The Uganda Electricity Generation Company Limited in partnership with government and development partners is working to train all its 100 staff in the Operation and Maintenance Unit to be able to run the power dams.
Kampala, Uganda | JULIUS BUSINGE | These dams in question include; the newly commissioned 183MW Isimba Hydropower Dam and the yet to be commissioned 600MW Karuma Hydropower Dam among other projects in the pipeline.
Eng. Harrison E. Mutikanga, the company’s chief executive officer told The Independent during a five day training of some of its 15 staff at Skyz Hotel in Kampala on July 19 that efforts are now geared towards boosting skills of their staff to manage the dams instead of relying on foreign consultants.

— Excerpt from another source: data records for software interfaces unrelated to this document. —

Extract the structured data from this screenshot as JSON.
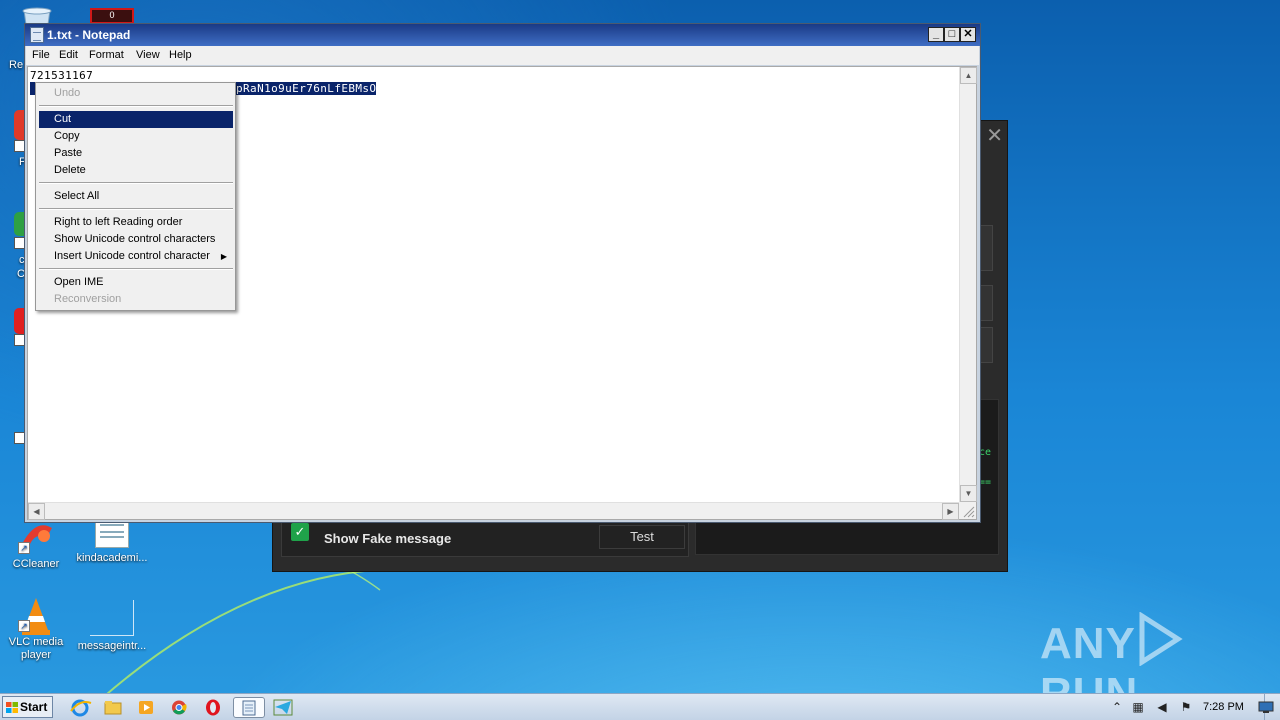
{
  "notepad": {
    "title": "1.txt - Notepad",
    "menus": [
      "File",
      "Edit",
      "Format",
      "View",
      "Help"
    ],
    "line1": "721531167",
    "line2_visible": "pRaN1o9uEr76nLfEBMsO",
    "caption": {
      "minimize": "_",
      "maximize": "□",
      "close": "✕"
    }
  },
  "context_menu": {
    "items": [
      {
        "label": "Undo",
        "enabled": false
      },
      {
        "label": "Cut",
        "enabled": true,
        "highlighted": true
      },
      {
        "label": "Copy",
        "enabled": true
      },
      {
        "label": "Paste",
        "enabled": true
      },
      {
        "label": "Delete",
        "enabled": true
      },
      {
        "label": "Select All",
        "enabled": true
      },
      {
        "label": "Right to left Reading order",
        "enabled": true
      },
      {
        "label": "Show Unicode control characters",
        "enabled": true
      },
      {
        "label": "Insert Unicode control character",
        "enabled": true,
        "submenu": true
      },
      {
        "label": "Open IME",
        "enabled": true
      },
      {
        "label": "Reconversion",
        "enabled": false
      }
    ]
  },
  "background_app": {
    "checkbox_label": "Show Fake message",
    "checkbox_checked": true,
    "test_button": "Test",
    "green_fragments": [
      "ce",
      "=="
    ]
  },
  "desktop": {
    "icons": [
      {
        "label": "CCleaner"
      },
      {
        "label": "kindacademi..."
      },
      {
        "label": "VLC media player"
      },
      {
        "label": "messageintr..."
      }
    ],
    "edge_fragments": [
      "Re",
      "F",
      "c",
      "C"
    ],
    "recycle_badge": "0"
  },
  "taskbar": {
    "start_label": "Start",
    "clock": "7:28 PM"
  },
  "watermark": {
    "left": "ANY",
    "right": "RUN"
  },
  "colors": {
    "selection": "#0a246a",
    "accent_green": "#1fa24a",
    "titlebar": "#1a3a86"
  }
}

He said foreign consultants cost $1,500 (Shs5.5million) per day to do operation and maintenance compared to about $54 (Shs200, 000) that would be spent to facilitate the company’s staff to do the same job.
Mutikanga said the training is in line with asset management, one of the pillars of their five year strategic plan (2018-2023) that aims to support the agency to execute projects and achieve efficiency in line with the growing power needs.
He said the trained staff would turn out to be trainers of other staff in the same field. The five day training, funded by the United States Energy Association under Power Africa, would later lead to certification of trainees as asset management professionals, practitioners.
“Asset management is very critical for us to be able to generate electricity at low unit cost,” Mutikanga said. “The regulator is exerting a lot of pressure on all the companies in the sector to operate efficiently so that they can keep the tariff low for the consumer.”
He said the tariff is built up by costs from the generation, transmission and distribution.
“If you are very efficient at the generation point which is usually the highest component in the tariff, then the tariff will come down through improved operation efficiency,” he said.
The skills acquired here, Mutikanga said, can be cascaded down to the private sector – independent power producers – through the company’s training centre in Jinja.
Elise Voorhis, the senior program coordinator at USEA and Rhonda E. Harris, the principle consultant at AMCL – a global asset management company, said the trainees were an excellent class in grasping the concepts and that they would add value to the country’s energy sector.